Need an excuse to have some wine? Probably not, given the current situation (or ever). But just in case: wine promotes the release of dopamine and serotonin in our brain, as all pleasurable activities do. By raising dopamine levels, wine can make us feel good, which I think we all need right now. But before moving on to that second bottle, remember that drinking too much can alter other brain chemicals that determine feelings of depression. Definitely not something we want to amplify at the moment. So try (keyword here is TRY) to practice some restraint and keep it modest!

Now on to the pairings….

Comedy

Bichi Pet Mex – This unfiltered, biodynamic Pét-Nat (“pétillant naturel”) sparkling rose is quirky and will be a great  complement to your favorite comedy, especially when you see the bottle.

It also comes from a vineyard comprised of a mystery grape variety that remains unidentified. So you could drink it with a mystery or true crime as well!

Mystery

2010 Bonny Doon Contra – this is described as an “Old-Vine Field Blend.” A blend of what exactly though, we don’t know…the bottle doesn’t mention what grape varietals are used. I just like that it shares a name with one of my favorite Nintendo games, which I would love to be playing right about now! [Up up down down left right left right B A Start]

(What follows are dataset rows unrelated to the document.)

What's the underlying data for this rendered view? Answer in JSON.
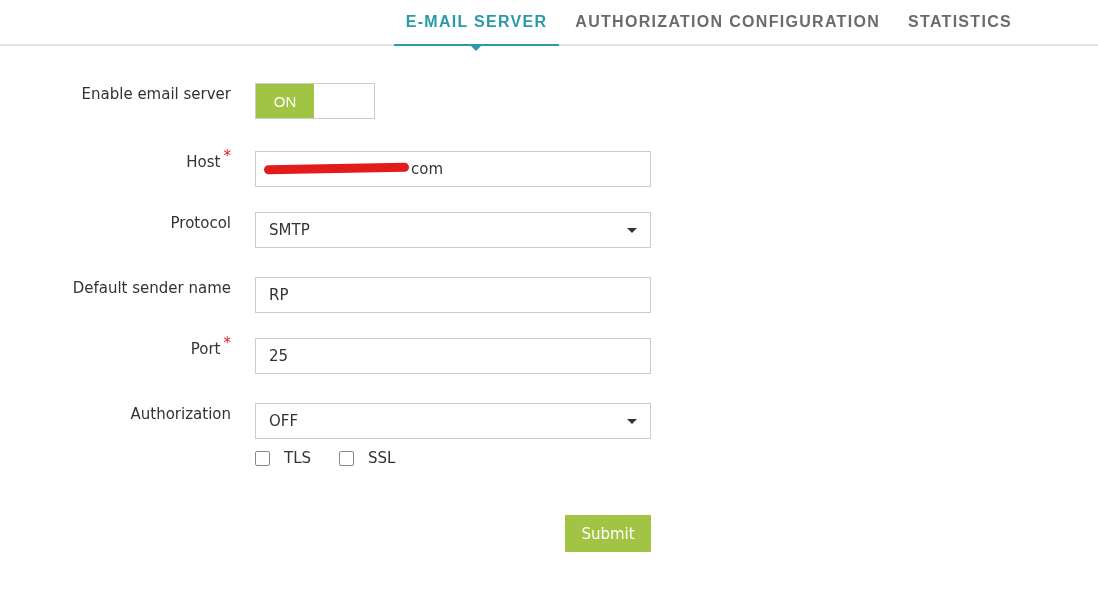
{
  "tabs": [
    {
      "label": "E-MAIL SERVER",
      "selected": true
    },
    {
      "label": "AUTHORIZATION CONFIGURATION",
      "selected": false
    },
    {
      "label": "STATISTICS",
      "selected": false
    }
  ],
  "form": {
    "fields": [
      {
        "kind": "toggle",
        "label": "Enable email server",
        "on": true,
        "on_label": "ON"
      },
      {
        "kind": "text",
        "label": "Host",
        "required_mark": "*",
        "value": "com",
        "redacted": true
      },
      {
        "kind": "select",
        "label": "Protocol",
        "value": "SMTP"
      },
      {
        "kind": "text",
        "label": "Default sender name",
        "value": "RP"
      },
      {
        "kind": "text",
        "label": "Port",
        "required_mark": "*",
        "value": "25"
      },
      {
        "kind": "select",
        "label": "Authorization",
        "value": "OFF"
      }
    ],
    "checkboxes": [
      {
        "label": "TLS",
        "checked": false
      },
      {
        "label": "SSL",
        "checked": false
      }
    ],
    "submit": "Submit"
  }
}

Romance

Pick up a Petit Sirah (perhaps Michael David Earthquake Petite Sirah, shout out to Lodi, my hometown!). This wine varietal is dark and full bodied with notes of blackberry, chocolate, and some pepper and spice. Some say that red wine also releases or provides the same effect as oxytocin – the “love hormone.”

Drama

You may not have heard of Petit Verdot. It’s a red grape that was traditionally used as a minor blending grape in Bordeaux wines. However, as it has spread to warmer climates, winemakers have realized that Petit Verdot can make intensely bold, fruity yet floral, red wines that can easily stand on their own.

Documentary

Open up a Pinot Noir. This is a serious wine that is highly regarded and known for being a difficult grape to grow – much as documentaries can be difficult to make.